Note the pin labels, GND, 3.3V, GP0 and GP1 are clearly printed on the top of the board.
Note the circuit in the upper right corner displays how you can use the analog input port to read the battery level of the robot.
Removing the Default CircuitPython
Cytron Technologies has a wonderful YouTube videos on how to program the Maker Pi RP2040 using MicroPython. Unfortunately, this board does NOT come with our standard MicroPython loaded! :-O It uses the non-standard Adafruit CircuitPython that is incompatible with most MicroPython programs being used today. This is a sad state of affairs that confuses our students and makes it difficult to share code and libraries for MicroPython. According to Google trends, over the last 12 months for worldwide searches, MicroPython has almost five time the interest of CircuitPython. Preloading the board with CircuitPython sends a very confusing message to the marketplace.
I want to make sure that my RP2040 was starting out with a clean image. I downloaded the flash_nuke.uf2 file to remove the default CircuitPython runtime and all the related files.
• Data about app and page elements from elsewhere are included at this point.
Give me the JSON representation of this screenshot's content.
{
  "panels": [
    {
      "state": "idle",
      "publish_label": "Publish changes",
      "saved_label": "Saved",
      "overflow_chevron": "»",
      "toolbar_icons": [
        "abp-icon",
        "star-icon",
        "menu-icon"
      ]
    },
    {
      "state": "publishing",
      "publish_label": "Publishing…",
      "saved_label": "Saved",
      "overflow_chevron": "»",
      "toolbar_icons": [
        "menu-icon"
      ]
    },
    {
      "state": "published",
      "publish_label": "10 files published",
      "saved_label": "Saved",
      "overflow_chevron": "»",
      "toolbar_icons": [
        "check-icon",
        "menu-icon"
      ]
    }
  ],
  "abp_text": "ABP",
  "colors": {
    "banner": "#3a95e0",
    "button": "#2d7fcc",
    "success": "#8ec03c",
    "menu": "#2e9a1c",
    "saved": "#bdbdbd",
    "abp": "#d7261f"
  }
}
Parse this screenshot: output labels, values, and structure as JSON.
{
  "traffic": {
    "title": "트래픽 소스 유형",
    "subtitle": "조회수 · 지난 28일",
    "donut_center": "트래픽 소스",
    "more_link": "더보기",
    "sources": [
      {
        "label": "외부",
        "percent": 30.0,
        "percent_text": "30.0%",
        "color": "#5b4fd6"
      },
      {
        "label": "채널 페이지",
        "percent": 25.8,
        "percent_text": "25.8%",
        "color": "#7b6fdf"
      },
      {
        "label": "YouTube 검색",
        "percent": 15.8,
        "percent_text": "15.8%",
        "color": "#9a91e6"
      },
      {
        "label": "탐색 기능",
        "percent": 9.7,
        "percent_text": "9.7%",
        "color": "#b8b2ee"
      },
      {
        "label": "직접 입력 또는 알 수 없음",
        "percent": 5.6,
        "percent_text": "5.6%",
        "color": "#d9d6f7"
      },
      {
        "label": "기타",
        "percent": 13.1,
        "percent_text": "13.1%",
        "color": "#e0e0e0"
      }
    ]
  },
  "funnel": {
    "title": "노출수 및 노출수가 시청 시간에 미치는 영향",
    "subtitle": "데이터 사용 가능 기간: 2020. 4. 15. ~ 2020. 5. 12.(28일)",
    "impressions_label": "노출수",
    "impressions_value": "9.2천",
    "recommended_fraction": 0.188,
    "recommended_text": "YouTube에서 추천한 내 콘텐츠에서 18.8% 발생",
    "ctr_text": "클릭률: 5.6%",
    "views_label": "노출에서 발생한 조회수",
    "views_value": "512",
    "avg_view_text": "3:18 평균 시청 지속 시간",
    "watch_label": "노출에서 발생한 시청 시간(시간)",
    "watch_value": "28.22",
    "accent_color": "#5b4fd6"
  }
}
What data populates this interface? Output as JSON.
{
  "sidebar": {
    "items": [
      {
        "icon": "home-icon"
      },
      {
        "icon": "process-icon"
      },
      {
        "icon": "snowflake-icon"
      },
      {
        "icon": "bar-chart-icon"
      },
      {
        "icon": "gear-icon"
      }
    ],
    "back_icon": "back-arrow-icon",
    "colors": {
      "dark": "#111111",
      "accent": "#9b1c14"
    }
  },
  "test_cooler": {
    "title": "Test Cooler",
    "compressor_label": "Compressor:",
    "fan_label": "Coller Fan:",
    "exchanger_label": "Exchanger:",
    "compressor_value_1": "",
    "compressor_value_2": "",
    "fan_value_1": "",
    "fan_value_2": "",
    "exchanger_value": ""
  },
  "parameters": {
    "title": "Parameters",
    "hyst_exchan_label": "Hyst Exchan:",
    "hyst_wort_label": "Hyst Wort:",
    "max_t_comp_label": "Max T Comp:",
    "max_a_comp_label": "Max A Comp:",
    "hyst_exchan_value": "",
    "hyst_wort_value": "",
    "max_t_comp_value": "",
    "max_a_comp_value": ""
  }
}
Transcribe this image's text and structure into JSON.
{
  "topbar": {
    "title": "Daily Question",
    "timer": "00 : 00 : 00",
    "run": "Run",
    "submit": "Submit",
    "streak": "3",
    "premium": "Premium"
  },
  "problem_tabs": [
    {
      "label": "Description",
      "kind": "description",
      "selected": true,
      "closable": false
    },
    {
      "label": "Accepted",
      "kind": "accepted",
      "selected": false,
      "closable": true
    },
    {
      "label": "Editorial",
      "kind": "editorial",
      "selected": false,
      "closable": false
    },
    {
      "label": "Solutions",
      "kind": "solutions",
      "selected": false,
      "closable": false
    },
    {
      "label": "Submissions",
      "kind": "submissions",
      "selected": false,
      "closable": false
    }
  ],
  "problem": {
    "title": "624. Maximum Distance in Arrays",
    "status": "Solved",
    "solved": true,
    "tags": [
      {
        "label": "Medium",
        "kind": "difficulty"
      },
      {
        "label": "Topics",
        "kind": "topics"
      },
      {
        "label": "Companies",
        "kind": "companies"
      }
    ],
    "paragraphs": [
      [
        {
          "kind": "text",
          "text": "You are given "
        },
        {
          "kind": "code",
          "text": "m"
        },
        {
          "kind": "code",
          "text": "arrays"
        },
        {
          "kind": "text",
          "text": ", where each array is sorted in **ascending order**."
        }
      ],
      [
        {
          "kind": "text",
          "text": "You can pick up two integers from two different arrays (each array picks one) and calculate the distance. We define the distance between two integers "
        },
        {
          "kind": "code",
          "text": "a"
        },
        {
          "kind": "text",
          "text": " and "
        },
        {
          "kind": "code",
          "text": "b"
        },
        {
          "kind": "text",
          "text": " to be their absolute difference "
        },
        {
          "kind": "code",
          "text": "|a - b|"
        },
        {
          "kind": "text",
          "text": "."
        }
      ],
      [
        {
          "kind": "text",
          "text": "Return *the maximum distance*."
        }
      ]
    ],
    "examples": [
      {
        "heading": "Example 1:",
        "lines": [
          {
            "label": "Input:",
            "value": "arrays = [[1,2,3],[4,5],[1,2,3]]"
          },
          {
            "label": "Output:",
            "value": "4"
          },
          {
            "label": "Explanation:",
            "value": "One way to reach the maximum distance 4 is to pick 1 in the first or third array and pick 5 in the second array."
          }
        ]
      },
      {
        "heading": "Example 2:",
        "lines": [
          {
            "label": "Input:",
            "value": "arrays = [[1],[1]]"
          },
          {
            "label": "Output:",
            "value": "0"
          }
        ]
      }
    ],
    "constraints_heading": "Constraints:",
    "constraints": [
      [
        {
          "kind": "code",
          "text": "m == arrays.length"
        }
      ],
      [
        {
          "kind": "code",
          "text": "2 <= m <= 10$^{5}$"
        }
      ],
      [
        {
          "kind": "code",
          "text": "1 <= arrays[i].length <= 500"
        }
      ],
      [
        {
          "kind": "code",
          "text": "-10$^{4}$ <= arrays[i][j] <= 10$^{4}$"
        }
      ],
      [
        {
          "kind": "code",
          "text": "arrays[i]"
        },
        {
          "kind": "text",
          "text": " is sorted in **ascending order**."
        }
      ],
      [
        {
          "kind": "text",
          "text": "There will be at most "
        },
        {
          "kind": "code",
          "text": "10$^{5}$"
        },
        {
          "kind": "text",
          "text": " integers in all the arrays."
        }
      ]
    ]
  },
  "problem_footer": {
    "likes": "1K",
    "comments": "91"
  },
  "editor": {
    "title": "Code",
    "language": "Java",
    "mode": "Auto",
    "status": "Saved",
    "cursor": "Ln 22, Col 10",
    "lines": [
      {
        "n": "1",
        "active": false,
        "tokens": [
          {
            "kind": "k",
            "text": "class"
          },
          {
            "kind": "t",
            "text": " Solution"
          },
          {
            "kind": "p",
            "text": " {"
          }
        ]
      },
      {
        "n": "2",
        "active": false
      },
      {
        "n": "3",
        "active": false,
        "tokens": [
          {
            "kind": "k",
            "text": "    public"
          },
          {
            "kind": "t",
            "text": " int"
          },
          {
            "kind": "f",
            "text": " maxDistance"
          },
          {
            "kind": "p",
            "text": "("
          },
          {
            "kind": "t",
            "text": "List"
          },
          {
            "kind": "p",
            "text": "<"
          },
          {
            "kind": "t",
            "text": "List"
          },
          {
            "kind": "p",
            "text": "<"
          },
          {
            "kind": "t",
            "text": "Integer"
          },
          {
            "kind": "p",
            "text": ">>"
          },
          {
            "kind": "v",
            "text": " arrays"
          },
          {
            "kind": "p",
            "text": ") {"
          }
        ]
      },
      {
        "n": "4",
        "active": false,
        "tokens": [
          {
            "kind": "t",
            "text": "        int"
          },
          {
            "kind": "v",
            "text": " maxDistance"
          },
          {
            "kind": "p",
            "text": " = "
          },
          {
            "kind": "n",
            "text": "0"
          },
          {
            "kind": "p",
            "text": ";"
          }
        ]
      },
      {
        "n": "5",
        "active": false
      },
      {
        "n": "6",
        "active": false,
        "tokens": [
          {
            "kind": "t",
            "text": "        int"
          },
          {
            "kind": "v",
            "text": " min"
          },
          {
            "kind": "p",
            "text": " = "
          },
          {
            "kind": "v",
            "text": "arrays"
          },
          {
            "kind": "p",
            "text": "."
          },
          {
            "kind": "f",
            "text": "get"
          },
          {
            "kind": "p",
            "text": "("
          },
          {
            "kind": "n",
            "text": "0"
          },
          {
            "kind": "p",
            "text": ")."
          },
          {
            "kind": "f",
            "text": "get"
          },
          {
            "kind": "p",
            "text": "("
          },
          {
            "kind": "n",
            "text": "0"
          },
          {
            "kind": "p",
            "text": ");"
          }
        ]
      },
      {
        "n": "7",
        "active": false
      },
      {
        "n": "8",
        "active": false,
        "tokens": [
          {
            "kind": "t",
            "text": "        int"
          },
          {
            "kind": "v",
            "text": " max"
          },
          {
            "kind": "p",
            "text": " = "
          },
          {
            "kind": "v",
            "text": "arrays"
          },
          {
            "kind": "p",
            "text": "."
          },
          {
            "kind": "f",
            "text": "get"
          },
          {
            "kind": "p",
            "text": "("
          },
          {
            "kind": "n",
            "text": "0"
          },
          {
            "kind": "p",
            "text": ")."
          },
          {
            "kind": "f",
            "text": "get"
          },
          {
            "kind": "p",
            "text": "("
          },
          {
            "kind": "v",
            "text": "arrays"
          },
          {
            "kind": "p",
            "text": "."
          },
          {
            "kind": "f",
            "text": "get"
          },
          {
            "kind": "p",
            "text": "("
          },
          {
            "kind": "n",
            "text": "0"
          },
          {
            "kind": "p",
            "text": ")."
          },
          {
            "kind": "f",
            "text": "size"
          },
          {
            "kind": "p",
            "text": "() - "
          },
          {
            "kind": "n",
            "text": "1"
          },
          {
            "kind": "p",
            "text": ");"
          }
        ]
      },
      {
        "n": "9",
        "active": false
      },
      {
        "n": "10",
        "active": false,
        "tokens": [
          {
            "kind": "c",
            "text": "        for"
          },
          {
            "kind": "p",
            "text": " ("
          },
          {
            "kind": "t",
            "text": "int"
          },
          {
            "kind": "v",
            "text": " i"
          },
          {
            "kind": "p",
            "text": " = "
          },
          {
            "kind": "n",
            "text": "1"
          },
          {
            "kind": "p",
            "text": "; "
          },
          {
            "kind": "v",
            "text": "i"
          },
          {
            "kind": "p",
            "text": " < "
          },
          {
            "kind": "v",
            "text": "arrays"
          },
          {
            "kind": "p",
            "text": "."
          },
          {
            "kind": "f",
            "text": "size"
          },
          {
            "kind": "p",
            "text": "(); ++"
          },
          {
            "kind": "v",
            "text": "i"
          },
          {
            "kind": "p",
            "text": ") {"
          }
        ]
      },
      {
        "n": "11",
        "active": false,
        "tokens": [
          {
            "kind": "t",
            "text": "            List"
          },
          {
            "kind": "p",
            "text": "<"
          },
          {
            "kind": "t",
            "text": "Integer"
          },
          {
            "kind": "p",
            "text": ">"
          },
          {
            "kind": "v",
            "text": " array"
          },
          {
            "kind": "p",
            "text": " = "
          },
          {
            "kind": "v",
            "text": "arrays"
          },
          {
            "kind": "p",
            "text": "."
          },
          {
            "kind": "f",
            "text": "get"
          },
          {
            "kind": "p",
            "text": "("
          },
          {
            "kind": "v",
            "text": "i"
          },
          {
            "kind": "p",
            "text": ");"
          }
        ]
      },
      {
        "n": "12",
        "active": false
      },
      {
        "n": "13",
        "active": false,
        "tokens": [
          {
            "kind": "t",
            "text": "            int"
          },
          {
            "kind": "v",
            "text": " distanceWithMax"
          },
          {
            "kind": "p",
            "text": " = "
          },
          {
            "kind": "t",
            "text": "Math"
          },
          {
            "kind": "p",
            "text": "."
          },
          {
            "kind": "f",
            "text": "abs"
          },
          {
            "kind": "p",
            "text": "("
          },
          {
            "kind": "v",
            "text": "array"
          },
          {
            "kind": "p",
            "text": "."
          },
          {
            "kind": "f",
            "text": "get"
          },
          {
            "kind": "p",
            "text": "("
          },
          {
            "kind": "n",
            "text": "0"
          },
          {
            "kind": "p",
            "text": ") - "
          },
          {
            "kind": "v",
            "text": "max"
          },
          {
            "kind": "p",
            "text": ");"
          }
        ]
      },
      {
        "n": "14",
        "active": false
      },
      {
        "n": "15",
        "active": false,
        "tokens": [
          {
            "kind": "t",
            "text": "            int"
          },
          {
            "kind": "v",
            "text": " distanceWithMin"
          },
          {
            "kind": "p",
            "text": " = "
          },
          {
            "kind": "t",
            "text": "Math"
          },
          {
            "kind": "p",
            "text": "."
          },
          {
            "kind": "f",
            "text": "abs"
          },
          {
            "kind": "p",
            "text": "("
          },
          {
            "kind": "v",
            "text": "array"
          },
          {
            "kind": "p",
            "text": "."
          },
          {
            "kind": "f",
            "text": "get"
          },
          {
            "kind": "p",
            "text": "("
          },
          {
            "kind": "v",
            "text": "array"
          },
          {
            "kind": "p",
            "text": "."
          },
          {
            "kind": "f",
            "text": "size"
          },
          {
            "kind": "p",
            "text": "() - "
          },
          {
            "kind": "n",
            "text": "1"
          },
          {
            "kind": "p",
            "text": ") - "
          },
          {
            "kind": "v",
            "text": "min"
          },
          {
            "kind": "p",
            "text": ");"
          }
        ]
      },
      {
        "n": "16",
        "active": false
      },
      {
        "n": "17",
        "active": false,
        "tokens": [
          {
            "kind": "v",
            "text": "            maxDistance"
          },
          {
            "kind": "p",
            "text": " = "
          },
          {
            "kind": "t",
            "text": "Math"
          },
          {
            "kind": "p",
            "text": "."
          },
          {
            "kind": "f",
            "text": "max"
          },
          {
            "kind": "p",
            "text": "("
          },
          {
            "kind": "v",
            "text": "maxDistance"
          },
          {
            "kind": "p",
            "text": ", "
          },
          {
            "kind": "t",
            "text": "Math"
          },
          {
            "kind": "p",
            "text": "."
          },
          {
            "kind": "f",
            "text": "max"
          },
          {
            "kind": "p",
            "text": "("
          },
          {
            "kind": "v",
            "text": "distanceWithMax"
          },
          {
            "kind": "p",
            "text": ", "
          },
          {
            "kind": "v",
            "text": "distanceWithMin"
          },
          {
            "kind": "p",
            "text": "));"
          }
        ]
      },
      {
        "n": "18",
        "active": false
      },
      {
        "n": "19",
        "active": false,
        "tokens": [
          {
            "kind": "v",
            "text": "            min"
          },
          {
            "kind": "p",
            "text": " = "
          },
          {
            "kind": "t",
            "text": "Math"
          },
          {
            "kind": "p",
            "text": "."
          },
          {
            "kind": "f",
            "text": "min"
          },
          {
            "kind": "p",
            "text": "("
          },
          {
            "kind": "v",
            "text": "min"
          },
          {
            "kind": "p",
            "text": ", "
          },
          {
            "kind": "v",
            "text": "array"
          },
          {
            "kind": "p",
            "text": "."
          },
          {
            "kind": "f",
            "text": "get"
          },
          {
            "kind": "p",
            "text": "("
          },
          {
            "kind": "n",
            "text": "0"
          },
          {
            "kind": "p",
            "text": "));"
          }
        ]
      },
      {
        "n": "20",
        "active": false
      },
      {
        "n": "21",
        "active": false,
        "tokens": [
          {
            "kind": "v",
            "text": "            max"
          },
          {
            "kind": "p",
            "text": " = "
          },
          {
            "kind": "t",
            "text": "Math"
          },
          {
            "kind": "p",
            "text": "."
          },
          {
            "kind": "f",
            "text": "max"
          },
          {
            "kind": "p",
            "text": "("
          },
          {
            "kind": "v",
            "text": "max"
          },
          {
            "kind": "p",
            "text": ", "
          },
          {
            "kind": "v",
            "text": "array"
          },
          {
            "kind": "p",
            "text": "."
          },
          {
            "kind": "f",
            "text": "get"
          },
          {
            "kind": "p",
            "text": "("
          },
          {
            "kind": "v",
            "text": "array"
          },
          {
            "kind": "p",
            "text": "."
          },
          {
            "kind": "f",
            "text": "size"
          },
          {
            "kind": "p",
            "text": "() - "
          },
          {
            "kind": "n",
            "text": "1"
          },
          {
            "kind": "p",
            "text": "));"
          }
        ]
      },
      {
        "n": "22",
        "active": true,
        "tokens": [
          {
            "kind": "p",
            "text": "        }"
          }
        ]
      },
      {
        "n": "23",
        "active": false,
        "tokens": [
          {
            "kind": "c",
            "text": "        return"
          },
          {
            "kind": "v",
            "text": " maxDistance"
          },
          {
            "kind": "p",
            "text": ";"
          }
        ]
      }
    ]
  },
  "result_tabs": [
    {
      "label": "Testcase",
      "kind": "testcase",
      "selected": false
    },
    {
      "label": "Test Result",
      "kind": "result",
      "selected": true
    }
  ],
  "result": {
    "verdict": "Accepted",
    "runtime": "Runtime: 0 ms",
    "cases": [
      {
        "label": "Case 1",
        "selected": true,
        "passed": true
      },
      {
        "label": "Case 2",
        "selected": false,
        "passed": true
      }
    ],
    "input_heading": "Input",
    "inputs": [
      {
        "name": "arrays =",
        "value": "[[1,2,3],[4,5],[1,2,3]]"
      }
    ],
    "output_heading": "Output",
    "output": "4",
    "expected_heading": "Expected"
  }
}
Note that the board must be fully powered down after this load for it to work. I had 4 AA batteries connected to the VIN screw headers, so it was not resetting correctly and the reset was not working until I disconnected the batteries.
The latests MicroPython runtimes are here
Easy Motor Testing Buttons
One of the things I love about this board is how incredibly easy it is for students to test their motors. The board provides four very convenient motor test buttons right on the board. By pressing each one you can make both motors go forward and backwards. This is a great way for students to learn about how we can generate PWM signals to simulate these four buttons. Whoever design this board clearly had their students in mind!
- Link on Box
- GitHub Link
- Cytron Maker Pi RP2040 Product Page
- Cytron Maker Pi RP2040 Datasheet on Google Docs
- Digi-Key Cytron Maker Pi RP2040 reseller
- Amazon Listing - no availability as of Aug. 15th 2021
- Adafruit Cytron Maker Pi RP2040 reseller - out of stock as of Aug. 15th 2021
- 1300 mah battery
- Ultrasonic Sensor Video on YouTube
- Circuit Schematic